### TASK DESCRIPTION
Return all lines from the listing below in which "title" appears.

____ DATA RECORDS

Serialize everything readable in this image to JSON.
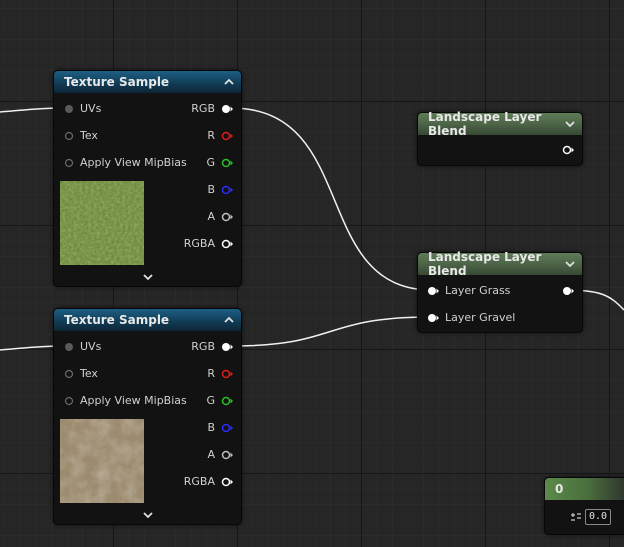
{
  "nodes": {
    "texture_sample_1": {
      "title": "Texture Sample",
      "inputs": [
        "UVs",
        "Tex",
        "Apply View MipBias"
      ],
      "outputs": [
        "RGB",
        "R",
        "G",
        "B",
        "A",
        "RGBA"
      ]
    },
    "texture_sample_2": {
      "title": "Texture Sample",
      "inputs": [
        "UVs",
        "Tex",
        "Apply View MipBias"
      ],
      "outputs": [
        "RGB",
        "R",
        "G",
        "B",
        "A",
        "RGBA"
      ]
    },
    "layer_blend_1": {
      "title": "Landscape Layer Blend"
    },
    "layer_blend_2": {
      "title": "Landscape Layer Blend",
      "inputs": [
        "Layer Grass",
        "Layer Gravel"
      ]
    },
    "constant": {
      "title": "0",
      "value": "0.0"
    }
  },
  "colors": {
    "pin_white": "#ffffff",
    "pin_r": "#e01b1b",
    "pin_g": "#27c227",
    "pin_b": "#2b2bff",
    "pin_a": "#bdbdbd",
    "wire": "#f0f0f0",
    "texture_header": "#1d5f86",
    "blend_header": "#5f7c58",
    "constant_header": "#5c8a4a"
  }
}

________

### ANSWER TO THE PROBLEM
      "title": "Texture Sample",
      "title": "Texture Sample",
      "title": "Landscape Layer Blend"
      "title": "Landscape Layer Blend",
      "title": "0",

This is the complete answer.